Data records for software interfaces
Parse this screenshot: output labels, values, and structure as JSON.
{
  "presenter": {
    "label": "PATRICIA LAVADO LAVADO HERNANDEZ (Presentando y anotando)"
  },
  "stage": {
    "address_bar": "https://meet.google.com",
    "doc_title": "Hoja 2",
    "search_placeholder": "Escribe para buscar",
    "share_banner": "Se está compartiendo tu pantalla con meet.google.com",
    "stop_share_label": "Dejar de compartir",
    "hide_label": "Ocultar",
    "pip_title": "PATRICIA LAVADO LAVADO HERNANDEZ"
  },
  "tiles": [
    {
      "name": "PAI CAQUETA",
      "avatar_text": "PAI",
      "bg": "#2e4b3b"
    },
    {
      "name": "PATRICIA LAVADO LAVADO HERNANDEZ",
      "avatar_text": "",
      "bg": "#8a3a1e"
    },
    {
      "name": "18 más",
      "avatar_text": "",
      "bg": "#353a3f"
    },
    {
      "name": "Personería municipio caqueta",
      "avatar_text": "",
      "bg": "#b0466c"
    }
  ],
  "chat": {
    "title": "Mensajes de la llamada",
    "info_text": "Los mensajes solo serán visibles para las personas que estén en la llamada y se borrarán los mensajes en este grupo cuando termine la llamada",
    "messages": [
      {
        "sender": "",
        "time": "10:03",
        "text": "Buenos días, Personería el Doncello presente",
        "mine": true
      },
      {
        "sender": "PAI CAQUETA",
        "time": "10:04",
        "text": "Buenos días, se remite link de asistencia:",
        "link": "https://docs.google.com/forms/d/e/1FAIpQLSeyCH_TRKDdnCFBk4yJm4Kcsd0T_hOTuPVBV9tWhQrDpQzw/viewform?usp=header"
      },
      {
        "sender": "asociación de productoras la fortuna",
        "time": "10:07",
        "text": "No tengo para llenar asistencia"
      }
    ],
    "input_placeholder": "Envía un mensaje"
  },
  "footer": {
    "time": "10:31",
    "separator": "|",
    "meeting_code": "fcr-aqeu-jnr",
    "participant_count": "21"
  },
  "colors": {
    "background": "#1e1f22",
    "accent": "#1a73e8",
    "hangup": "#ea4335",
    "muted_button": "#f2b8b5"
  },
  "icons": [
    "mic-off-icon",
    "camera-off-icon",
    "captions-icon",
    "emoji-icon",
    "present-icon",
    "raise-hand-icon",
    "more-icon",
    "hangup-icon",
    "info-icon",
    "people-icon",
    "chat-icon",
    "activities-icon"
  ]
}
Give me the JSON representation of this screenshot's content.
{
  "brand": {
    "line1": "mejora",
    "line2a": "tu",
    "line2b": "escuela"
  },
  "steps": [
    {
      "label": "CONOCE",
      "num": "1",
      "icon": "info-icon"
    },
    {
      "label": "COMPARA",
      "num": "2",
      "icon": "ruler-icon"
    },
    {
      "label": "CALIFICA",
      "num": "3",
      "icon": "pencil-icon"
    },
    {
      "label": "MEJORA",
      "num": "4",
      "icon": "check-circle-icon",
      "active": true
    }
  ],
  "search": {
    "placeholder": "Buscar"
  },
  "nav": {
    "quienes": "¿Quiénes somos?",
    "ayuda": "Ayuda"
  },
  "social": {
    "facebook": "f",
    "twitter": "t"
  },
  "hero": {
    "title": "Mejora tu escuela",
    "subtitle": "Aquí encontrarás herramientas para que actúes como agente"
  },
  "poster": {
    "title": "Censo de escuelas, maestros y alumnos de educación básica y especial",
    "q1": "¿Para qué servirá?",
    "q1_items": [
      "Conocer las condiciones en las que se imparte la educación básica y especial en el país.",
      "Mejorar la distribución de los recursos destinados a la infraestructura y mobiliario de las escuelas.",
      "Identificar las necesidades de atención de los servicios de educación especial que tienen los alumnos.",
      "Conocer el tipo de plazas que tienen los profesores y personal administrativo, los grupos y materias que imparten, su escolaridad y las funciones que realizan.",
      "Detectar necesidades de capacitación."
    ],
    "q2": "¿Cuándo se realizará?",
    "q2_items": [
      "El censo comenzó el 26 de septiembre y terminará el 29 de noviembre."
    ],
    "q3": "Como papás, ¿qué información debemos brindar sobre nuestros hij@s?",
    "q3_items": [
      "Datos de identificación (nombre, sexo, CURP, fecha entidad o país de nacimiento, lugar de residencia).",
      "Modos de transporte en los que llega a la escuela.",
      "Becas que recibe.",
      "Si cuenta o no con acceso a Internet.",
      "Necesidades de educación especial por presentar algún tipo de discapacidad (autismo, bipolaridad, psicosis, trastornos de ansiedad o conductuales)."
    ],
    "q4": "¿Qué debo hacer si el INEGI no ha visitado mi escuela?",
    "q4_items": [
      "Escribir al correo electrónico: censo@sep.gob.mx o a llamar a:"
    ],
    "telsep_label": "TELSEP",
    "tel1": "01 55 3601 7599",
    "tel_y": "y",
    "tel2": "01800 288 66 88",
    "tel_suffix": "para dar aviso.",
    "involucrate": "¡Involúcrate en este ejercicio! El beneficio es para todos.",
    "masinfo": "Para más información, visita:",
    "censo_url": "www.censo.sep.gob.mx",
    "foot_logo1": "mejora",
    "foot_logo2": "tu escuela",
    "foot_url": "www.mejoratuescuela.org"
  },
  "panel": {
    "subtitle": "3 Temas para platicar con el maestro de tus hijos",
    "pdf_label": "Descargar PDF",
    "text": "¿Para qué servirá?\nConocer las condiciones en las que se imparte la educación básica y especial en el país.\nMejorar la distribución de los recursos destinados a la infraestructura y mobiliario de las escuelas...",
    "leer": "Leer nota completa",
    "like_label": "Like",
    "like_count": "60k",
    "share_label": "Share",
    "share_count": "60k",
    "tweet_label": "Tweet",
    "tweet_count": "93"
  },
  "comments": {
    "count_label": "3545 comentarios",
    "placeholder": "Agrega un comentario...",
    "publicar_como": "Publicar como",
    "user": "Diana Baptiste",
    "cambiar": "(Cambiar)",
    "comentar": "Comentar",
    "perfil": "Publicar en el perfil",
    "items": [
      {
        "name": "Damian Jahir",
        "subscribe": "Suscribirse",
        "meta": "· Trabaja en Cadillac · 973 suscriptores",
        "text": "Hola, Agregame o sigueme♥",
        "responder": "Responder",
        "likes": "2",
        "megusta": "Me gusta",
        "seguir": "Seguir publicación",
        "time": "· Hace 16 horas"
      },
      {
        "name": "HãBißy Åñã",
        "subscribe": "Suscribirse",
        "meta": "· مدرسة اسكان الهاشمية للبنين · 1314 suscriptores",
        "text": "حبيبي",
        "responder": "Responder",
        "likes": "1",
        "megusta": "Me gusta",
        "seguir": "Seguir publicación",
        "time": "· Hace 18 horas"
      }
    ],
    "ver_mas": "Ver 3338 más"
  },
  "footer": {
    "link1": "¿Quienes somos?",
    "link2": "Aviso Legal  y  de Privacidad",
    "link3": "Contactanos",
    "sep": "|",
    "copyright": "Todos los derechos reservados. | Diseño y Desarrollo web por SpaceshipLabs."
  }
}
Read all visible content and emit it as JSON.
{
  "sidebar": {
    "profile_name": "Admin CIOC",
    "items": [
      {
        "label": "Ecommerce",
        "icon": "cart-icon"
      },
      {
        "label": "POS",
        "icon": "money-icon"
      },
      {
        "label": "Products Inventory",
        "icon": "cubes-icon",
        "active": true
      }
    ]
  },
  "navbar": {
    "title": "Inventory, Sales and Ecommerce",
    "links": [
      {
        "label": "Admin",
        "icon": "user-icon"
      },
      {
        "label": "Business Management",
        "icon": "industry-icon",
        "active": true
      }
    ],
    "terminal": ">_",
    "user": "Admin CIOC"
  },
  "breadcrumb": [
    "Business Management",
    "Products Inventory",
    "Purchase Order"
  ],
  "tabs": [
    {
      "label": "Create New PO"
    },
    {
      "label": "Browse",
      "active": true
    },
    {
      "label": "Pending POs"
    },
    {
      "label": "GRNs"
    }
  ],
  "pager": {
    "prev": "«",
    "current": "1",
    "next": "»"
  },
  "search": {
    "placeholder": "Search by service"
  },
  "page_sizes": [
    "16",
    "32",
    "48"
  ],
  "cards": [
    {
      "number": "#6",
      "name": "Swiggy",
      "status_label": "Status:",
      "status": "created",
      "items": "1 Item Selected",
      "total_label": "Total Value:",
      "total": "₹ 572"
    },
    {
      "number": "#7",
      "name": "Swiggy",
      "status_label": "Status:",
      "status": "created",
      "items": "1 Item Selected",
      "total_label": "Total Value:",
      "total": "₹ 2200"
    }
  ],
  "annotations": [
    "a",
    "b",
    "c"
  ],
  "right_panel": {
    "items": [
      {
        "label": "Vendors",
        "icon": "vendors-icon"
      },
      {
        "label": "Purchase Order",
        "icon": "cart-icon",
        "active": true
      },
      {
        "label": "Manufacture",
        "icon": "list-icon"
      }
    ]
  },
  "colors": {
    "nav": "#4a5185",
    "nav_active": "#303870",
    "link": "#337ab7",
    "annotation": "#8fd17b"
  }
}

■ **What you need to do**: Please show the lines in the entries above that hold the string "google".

■ **Final answer**:
    "address_bar": "https://meet.google.com",
    "share_banner": "Se está compartiendo tu pantalla con meet.google.com",
        "link": "https://docs.google.com/forms/d/e/1FAIpQLSeyCH_TRKDdnCFBk4yJm4Kcsd0T_hOTuPVBV9tWhQrDpQzw/viewform?usp=header"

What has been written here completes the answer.